[3,3,6]: Your ratings aren’t ideal, but you still have a good shot of being accepted. This year, 20% of papers got this rating (top 40-60 percentile). You’re one good rebuttal away from having a good shot of being accepted. If you don’t succeed in raising your scores, only about 10% of the papers in this range have been accepted, historically speaking.
[3,6,6]: Congrats on the good ratings! Although you certainly aren’t guaranteed acceptance, you definitely have a solid shot of acceptance. This year, [3,6,6] made up the 20-30 percentile of reviews. The results for papers in this range are the opposite of the 40-60 percentile range – only about 15% of papers in this range get rejected.
[6,6,6] or above: Congratulations on the likely acceptance! This year, you are in the top 10% of papers. Usually, you could probably sit back and relax – papers in the top 10% of ratings are nearly never rejected. However, the flatness of the ratings this year makes that a much riskier endeavour.
Now, let’s talk about rebuttals. Unfortunately, rebuttals often don’t affect the reviewers’ ratings as much as you’d like. Historically, across all papers, only ~30% of papers have any reviewers update their scores following the rebuttal. Among borderline papers (ie: papers in the 30-60 percentiles), however, about 50% of papers will have reviewers update the scores.
Overall, what this means that roughly a quarter of the papers in the “borderline” category will move into “accepted”. Given that the most common rating delta after rebuttals was +1, I don’t know how reviewers will behave with the new quantized scores.

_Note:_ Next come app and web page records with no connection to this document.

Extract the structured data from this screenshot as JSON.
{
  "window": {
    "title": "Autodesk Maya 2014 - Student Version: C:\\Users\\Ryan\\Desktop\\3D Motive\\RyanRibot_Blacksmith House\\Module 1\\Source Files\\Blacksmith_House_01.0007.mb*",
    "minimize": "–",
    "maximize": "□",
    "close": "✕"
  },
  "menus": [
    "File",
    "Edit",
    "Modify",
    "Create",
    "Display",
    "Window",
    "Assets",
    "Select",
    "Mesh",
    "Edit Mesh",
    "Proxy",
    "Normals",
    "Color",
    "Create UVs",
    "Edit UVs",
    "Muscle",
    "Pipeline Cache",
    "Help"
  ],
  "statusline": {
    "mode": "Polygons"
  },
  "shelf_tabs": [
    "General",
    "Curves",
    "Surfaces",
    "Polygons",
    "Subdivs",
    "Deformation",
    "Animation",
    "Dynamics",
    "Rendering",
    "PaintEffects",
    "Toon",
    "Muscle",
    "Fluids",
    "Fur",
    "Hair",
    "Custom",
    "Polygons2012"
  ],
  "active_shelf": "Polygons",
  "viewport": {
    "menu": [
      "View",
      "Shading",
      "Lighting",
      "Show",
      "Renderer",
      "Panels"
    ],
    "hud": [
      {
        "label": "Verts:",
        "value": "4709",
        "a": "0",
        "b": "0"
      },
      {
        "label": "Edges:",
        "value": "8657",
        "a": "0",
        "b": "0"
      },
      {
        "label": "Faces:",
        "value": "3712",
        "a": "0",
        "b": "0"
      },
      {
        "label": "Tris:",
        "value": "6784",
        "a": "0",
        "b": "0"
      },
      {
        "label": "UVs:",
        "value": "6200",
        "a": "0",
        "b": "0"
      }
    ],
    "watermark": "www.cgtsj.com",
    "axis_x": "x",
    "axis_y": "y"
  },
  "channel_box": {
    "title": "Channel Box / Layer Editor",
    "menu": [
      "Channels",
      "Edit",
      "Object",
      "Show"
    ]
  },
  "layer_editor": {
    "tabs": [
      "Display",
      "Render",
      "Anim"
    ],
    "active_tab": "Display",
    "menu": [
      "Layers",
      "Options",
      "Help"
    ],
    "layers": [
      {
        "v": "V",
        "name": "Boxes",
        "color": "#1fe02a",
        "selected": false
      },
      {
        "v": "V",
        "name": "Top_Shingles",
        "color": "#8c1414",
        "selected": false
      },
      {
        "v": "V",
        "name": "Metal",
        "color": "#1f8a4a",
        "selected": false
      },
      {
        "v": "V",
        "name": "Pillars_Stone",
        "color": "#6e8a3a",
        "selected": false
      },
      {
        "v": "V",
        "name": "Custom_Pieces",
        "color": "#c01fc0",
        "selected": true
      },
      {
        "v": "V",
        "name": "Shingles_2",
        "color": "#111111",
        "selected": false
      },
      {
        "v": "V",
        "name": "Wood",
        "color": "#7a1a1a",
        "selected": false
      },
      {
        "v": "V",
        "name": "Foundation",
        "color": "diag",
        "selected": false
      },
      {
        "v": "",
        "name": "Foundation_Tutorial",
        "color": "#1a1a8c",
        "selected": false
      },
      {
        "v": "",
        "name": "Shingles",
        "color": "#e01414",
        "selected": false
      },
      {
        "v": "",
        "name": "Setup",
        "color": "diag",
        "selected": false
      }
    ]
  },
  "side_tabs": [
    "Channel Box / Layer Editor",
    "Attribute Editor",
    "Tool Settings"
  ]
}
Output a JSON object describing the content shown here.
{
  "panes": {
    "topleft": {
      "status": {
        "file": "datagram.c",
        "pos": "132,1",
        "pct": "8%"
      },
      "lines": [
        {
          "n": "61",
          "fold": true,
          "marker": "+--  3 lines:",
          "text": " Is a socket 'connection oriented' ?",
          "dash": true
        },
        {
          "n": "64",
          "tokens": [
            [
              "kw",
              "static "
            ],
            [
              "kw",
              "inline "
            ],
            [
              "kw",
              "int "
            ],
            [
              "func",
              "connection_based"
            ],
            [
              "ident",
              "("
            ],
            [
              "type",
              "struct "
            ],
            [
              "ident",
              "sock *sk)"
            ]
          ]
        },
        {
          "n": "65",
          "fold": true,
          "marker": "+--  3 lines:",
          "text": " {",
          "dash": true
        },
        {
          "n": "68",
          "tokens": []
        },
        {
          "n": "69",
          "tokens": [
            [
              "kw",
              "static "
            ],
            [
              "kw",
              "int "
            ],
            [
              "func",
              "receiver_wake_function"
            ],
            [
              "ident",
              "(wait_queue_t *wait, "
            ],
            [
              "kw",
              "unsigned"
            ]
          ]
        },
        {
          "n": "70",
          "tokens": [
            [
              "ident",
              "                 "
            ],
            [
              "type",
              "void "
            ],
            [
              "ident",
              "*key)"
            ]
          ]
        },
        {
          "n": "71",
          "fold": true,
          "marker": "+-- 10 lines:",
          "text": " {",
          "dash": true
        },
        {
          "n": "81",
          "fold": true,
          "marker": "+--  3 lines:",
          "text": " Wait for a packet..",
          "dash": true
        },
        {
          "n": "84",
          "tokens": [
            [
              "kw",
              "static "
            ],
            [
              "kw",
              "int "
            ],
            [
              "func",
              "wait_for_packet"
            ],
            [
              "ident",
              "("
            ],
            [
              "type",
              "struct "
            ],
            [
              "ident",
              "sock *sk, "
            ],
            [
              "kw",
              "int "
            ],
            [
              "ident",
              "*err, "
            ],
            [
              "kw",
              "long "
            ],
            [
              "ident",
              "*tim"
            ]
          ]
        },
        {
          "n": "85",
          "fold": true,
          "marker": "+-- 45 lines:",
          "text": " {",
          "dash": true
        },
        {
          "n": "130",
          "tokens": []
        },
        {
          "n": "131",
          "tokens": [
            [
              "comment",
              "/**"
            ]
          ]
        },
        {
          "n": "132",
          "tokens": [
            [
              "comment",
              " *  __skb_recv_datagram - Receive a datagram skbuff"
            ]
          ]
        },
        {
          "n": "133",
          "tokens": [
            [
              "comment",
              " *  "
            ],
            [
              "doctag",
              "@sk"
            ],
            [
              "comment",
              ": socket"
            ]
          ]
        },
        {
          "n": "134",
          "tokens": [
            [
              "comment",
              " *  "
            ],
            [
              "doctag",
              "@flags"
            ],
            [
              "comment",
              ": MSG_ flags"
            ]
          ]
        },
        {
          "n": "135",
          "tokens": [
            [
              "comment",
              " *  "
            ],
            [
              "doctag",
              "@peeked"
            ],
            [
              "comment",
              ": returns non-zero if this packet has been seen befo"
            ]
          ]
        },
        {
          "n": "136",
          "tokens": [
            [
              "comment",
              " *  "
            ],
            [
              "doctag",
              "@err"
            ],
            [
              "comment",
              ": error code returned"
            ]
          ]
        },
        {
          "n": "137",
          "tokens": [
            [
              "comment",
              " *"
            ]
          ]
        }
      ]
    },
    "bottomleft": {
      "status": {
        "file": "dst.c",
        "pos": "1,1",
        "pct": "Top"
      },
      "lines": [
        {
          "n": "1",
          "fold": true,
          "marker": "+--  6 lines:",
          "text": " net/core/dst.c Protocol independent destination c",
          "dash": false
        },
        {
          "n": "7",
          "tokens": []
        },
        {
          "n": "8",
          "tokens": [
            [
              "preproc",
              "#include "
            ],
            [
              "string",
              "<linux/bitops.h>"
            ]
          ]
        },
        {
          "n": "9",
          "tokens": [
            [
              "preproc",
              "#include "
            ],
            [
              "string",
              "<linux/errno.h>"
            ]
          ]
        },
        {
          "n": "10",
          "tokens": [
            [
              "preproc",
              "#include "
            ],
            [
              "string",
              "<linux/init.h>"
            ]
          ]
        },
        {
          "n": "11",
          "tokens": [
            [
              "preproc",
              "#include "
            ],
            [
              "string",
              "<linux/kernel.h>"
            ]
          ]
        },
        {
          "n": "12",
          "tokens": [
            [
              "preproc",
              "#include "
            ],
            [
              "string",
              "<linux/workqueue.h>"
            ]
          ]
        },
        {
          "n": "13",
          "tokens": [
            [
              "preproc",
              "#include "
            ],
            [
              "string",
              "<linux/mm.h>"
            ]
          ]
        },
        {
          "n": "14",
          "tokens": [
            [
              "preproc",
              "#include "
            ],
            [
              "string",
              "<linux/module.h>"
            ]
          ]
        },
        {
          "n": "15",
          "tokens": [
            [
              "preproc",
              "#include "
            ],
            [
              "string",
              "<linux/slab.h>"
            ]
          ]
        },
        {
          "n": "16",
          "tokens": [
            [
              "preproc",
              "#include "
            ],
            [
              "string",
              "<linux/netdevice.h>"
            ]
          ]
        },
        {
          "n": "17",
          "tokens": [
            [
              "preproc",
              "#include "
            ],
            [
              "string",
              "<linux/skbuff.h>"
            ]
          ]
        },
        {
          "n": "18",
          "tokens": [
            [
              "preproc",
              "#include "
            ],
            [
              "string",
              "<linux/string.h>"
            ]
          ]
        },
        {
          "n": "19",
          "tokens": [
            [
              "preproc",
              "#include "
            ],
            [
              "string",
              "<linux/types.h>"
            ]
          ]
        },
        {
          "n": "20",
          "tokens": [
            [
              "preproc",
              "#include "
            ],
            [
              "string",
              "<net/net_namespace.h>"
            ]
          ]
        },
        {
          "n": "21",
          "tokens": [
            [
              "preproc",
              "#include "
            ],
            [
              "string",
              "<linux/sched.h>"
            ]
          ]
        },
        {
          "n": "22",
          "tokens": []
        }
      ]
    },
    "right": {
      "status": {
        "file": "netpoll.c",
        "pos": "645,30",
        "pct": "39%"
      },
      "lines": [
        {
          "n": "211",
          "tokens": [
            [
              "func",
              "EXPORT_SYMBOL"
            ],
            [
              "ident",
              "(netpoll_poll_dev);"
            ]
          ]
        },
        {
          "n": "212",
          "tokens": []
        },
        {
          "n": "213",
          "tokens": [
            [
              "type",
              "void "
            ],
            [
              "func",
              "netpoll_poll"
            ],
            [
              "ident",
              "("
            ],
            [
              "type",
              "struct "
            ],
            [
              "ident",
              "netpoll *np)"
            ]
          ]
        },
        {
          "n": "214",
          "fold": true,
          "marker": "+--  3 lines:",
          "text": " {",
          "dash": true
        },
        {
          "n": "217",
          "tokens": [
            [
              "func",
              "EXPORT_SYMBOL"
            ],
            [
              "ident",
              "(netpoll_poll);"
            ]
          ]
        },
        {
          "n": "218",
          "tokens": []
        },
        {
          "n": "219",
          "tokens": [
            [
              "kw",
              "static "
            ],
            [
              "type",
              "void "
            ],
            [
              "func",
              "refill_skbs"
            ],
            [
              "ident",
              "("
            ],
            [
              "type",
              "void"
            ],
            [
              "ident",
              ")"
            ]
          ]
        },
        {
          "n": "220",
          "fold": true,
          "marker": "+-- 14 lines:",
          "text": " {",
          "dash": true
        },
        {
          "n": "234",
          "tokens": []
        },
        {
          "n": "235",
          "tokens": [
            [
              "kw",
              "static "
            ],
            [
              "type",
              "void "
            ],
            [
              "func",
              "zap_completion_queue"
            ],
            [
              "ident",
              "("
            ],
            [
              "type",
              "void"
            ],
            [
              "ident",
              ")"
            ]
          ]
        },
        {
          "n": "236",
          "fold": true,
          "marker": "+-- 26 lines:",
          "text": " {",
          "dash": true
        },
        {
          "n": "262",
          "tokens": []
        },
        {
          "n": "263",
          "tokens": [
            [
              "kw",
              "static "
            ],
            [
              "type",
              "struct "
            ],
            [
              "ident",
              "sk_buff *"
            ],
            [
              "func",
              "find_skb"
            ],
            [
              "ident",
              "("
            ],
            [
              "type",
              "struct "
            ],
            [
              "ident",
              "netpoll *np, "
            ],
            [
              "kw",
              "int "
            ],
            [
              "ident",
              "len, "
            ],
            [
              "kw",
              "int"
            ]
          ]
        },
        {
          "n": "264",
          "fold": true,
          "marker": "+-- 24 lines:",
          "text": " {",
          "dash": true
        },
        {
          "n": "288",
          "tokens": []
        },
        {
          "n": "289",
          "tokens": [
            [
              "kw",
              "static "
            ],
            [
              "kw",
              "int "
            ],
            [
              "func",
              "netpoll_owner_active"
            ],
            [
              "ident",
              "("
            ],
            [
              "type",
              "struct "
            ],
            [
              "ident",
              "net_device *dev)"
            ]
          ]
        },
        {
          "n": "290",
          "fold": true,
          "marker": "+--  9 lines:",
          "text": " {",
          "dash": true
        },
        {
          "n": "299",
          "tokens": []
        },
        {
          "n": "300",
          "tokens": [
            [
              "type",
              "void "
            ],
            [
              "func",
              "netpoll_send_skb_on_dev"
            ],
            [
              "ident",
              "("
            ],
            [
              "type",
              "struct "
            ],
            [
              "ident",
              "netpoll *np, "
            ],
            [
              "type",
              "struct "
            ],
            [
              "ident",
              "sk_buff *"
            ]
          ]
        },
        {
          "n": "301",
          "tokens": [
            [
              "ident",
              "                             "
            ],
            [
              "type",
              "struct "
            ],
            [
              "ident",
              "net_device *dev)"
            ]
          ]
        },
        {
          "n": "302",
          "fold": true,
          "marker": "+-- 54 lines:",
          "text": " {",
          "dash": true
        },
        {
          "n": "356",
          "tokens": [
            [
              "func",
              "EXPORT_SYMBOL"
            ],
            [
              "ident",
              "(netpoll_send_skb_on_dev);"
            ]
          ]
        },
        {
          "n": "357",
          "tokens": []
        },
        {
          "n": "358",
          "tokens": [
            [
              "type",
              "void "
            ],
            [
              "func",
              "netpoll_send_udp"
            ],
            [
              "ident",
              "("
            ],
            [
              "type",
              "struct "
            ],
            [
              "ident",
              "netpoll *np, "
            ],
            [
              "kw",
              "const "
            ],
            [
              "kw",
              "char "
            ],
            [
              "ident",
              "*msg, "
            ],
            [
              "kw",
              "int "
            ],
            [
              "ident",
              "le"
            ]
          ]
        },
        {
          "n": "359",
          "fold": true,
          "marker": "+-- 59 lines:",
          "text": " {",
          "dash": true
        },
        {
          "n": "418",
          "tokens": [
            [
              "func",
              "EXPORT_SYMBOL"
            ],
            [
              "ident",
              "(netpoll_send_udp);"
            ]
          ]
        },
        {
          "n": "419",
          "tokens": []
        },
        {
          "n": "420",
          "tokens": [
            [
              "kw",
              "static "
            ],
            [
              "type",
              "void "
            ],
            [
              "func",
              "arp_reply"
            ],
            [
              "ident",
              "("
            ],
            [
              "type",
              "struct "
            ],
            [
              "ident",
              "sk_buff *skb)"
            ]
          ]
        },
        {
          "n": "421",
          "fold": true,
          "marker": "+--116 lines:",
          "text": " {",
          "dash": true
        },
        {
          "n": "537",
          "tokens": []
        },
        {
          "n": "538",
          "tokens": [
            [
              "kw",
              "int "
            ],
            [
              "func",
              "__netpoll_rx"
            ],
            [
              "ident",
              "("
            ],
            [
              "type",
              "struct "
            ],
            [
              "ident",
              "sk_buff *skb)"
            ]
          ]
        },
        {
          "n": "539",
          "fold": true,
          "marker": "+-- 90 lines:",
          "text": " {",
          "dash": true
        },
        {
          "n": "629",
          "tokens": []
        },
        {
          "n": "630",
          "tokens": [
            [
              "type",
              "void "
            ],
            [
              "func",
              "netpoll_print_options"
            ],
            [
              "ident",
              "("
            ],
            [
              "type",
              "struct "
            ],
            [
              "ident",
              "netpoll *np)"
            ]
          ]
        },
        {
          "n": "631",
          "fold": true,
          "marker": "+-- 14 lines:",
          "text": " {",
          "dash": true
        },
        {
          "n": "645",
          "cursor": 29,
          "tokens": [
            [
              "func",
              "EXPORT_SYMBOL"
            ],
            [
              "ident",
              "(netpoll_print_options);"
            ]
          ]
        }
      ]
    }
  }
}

Good luck on your rebuttals, and remember that the reviewing system has an immense amount of random noise. This year, 47% of reviews were done by reviewers who said that they had not published in the area they’re reviewing. Previously, NeurIPS has done a study showing that when the same papers were given to 2 separate AC’s, 57% of the papers that one AC accepted were rejected by the other AC. See http://blog.mrtz.org/2014/12/15/the-nips-experiment.html for more reading.